The app has become increasingly popular among van dwellers throughout the pandemic, Zhang says, with an 1,100 percent increase in the number of Fairytrail profiles that mention the words “van,” “campervan,” or “RV” from February 2020 to July 2021.
Bryce Yates is one such person. He moved into his 1999 Chevy Astro van in November of 2019. He experienced similar problems to Ramasami’s on mainstream dating apps and says he’s struggled to convince people he owns a home but chooses to live on the road. To assure one woman he was seeing, Yates requested his then-tenant let the two of them see the place he was renting out.
“In the back of my mind I’m thinking that if I have to convince someone like this, I don’t think I’ll be dating them for very long,” he says.
Ramasami believes that part of the problem is that as a society, we connect having a house with stability and security. “In general, a person looks for security, and security is tied to being in one place, being able to be a provider,” he says, adding that even though he sees himself as stable, his dates don’t often share the same opinion.
While some vanlifers struggle to get dates because of a stigma against their lifestyle, for others, vanlife has proven to be an advantage, at least in the initial stages of the dating process. “If anything, I feel like I’m more attractive than ever living in my van,” says one Fairytrail user, who started her vanlife journey in a mini school bus about two years ago and asked to remain anonymous for safety reasons. She added that in her experience, many men on dating apps were fascinated by her decision and expressed a desire to also do something similar.
The challenge for this person arises after she has already been on a couple dates with someone. She normally moves cities every season and often finds herself going through “mini-breakups.” For instance, she has recently been going on dates with a man who she likes. “We have so much fun together and I’m like, ‘Oh man, how am I going to break up with this guy, you know, eventually?’”
The Fairytrail user says she likes the idea of a dating app for remote workers and vanlifers because ultimately, she is looking for someone who shares a similar lifestyle. Yates and Ramasami say they’ve had more success with Fairytrail than with mainstream dating apps because Fairytrail users tend to be more accepting of nontraditional housing situations.
Still, despite the app’s promise of romantic bliss, it doesn’t magically solve nomadic daters’ hurdles.
Though there’s an almost even split between men and women on the app, Fairytrail and other apps dwindle in comparison to the size of mainstream dating apps, which makes the possible dating pool relatively small. For instance, as of July 2021, Fairytrail has a little under 20,000 users, whereas Tinder saw a turnout of 20 million people to use just one particular feature on the app.
Also, because Fairytrail serves remote workers, users often find themselves speaking to someone thousands of miles away, sometimes on a different continent. Ramasami says he recently matched with someone in Portugal. She seems interesting, but realistically, he doesn’t see them meeting in person any time soon.

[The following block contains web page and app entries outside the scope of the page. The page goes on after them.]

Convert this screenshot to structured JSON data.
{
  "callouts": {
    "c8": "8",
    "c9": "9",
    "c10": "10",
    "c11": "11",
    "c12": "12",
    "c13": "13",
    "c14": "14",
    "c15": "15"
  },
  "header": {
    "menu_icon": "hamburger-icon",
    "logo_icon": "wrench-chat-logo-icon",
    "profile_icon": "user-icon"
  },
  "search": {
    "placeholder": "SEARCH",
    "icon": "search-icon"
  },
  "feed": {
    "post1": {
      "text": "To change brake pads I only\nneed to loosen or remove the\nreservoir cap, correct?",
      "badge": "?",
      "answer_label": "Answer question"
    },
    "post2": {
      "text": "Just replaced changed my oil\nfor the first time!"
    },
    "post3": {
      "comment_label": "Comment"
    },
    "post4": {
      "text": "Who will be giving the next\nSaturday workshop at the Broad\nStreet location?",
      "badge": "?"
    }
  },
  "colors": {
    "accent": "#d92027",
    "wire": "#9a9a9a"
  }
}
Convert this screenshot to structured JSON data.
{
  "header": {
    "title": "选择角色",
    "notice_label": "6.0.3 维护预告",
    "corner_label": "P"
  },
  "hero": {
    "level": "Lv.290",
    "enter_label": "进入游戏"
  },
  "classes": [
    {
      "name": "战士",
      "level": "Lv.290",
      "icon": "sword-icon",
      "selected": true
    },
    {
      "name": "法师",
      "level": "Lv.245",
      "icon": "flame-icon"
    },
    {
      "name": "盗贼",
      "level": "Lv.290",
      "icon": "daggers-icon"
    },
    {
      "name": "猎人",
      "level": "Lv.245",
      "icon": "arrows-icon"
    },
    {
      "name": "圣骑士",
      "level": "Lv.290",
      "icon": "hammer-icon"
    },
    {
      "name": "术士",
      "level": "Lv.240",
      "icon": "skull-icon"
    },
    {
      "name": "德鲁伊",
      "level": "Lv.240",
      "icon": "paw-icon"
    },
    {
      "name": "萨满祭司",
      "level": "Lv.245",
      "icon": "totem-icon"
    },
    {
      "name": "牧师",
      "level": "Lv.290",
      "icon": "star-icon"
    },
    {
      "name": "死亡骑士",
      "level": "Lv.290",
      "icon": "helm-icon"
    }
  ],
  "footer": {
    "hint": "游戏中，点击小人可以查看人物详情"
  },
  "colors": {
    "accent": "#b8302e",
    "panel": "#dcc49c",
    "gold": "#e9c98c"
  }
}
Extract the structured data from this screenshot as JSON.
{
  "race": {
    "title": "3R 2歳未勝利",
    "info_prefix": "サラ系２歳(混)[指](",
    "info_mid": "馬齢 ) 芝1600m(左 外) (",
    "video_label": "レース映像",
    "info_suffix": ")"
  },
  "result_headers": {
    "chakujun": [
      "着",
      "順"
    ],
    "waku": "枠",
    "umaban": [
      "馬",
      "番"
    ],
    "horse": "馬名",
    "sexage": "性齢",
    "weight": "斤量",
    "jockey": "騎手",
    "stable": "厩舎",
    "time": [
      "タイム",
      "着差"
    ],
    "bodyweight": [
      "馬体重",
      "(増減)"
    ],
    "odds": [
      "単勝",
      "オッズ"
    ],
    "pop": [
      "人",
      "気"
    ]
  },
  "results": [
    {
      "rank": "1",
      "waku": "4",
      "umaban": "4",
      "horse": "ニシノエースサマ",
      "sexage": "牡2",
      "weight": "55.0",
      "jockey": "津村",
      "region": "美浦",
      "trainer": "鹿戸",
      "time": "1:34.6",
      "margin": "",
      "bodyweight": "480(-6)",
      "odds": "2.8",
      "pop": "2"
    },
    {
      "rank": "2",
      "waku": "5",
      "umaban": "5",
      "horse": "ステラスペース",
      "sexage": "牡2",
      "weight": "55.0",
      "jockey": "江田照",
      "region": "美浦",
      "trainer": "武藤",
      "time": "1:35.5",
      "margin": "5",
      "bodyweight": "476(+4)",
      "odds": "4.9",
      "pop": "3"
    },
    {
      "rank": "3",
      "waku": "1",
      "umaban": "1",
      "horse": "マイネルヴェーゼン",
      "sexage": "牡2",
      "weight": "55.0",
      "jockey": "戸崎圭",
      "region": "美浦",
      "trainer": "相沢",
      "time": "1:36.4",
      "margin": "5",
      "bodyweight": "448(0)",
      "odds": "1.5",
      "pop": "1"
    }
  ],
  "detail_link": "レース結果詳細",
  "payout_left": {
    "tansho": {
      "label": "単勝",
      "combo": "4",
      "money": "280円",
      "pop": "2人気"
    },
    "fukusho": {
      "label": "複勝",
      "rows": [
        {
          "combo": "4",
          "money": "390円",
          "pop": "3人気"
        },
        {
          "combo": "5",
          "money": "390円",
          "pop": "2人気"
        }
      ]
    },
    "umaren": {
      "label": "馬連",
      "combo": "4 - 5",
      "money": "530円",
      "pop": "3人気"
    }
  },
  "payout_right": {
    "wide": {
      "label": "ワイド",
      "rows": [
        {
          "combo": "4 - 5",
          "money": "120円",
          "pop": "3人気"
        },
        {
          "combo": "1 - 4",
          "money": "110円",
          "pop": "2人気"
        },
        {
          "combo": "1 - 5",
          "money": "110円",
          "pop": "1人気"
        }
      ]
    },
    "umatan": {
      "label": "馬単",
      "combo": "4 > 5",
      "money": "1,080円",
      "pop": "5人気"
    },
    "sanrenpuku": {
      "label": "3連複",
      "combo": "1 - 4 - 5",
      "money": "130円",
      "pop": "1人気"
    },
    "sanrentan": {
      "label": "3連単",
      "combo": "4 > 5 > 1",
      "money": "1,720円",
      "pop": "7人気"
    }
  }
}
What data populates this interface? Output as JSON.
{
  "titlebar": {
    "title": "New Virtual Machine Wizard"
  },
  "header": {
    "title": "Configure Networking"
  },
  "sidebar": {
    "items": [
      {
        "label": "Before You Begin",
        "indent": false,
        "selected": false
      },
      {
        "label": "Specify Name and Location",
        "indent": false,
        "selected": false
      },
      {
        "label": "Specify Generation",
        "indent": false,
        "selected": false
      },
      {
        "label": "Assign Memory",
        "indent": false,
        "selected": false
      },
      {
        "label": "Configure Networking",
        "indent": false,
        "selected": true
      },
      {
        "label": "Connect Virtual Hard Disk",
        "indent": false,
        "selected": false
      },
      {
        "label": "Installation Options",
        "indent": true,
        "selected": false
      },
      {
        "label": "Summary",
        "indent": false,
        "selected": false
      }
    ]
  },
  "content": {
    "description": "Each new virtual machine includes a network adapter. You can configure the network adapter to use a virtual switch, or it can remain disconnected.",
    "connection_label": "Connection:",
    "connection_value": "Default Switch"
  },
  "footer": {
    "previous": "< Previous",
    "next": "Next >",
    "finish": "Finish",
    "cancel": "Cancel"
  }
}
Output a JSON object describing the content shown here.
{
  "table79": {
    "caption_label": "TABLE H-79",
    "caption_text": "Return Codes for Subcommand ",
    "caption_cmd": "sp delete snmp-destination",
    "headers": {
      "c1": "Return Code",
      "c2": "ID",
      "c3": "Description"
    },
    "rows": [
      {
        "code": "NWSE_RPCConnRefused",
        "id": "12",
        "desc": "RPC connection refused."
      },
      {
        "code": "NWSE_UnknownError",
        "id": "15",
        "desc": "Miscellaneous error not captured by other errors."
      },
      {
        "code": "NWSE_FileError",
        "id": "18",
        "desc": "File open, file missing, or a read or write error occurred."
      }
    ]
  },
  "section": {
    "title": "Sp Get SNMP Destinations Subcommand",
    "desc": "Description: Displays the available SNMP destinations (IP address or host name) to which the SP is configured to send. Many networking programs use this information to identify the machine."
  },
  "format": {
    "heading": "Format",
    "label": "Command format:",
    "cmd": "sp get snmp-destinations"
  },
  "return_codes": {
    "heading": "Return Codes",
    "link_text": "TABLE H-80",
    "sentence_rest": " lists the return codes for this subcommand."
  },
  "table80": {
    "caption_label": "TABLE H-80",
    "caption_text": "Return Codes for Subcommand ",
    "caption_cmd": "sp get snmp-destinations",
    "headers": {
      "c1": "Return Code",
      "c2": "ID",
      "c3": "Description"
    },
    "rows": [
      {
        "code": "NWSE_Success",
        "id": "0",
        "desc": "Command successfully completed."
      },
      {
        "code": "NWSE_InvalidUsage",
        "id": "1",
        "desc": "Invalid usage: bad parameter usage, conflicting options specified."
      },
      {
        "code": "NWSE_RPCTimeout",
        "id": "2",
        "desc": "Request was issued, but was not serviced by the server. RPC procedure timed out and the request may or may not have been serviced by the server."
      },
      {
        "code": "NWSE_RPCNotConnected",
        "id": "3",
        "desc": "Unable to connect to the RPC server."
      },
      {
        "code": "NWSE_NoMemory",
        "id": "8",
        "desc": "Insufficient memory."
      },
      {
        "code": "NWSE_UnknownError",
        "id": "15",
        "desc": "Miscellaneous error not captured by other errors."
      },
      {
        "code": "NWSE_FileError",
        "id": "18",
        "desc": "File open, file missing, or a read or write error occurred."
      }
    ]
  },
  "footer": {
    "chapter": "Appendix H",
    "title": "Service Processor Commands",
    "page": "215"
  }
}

Plus, Ramasami says most women on Fairytrail are in their 20s. He, 51, doesn’t see himself dating someone that young because he doesn’t know if their priorities would match.
Recently, he did find a woman closer in age, named Amy. He’s planning a trip to Mexico soon and hopes to meet her on his way. She’ll fly into New Mexico around the same time he’ll be passing through, and the two will meet there. For years, Ramasami has ridden alone in the driver’s seat of his Subaru Outback. Maybe, this time around, he can find someone who’d like to ride shotgun.
Update August 30th, 12:25PM ET: We made an alteration to how one source was attributed.